- **Instructions for the task**
Work out how many lines of the records hold the string "Günlük", and reply with that number alone.

Records drawn from a dataset:
════════
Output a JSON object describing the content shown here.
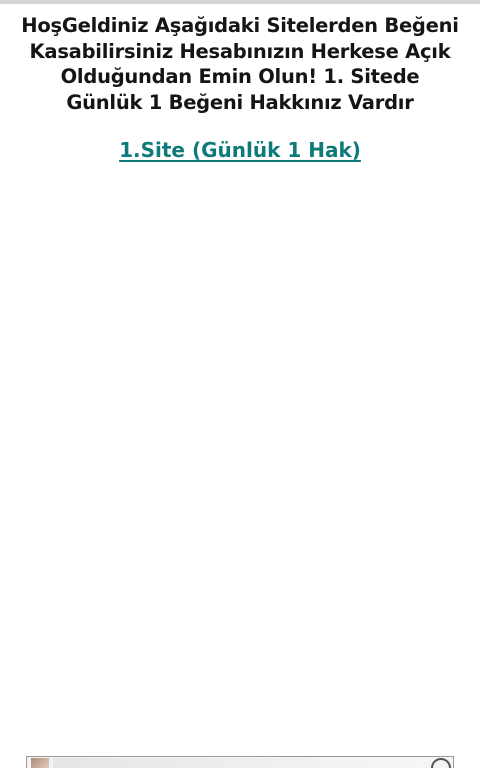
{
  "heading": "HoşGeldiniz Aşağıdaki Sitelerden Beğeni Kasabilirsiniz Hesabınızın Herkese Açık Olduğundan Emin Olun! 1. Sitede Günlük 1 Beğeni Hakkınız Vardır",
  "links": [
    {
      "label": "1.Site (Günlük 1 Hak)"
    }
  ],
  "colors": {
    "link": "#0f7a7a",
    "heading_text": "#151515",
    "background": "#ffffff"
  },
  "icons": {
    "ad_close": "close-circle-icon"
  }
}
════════
- **Solution to this task**
2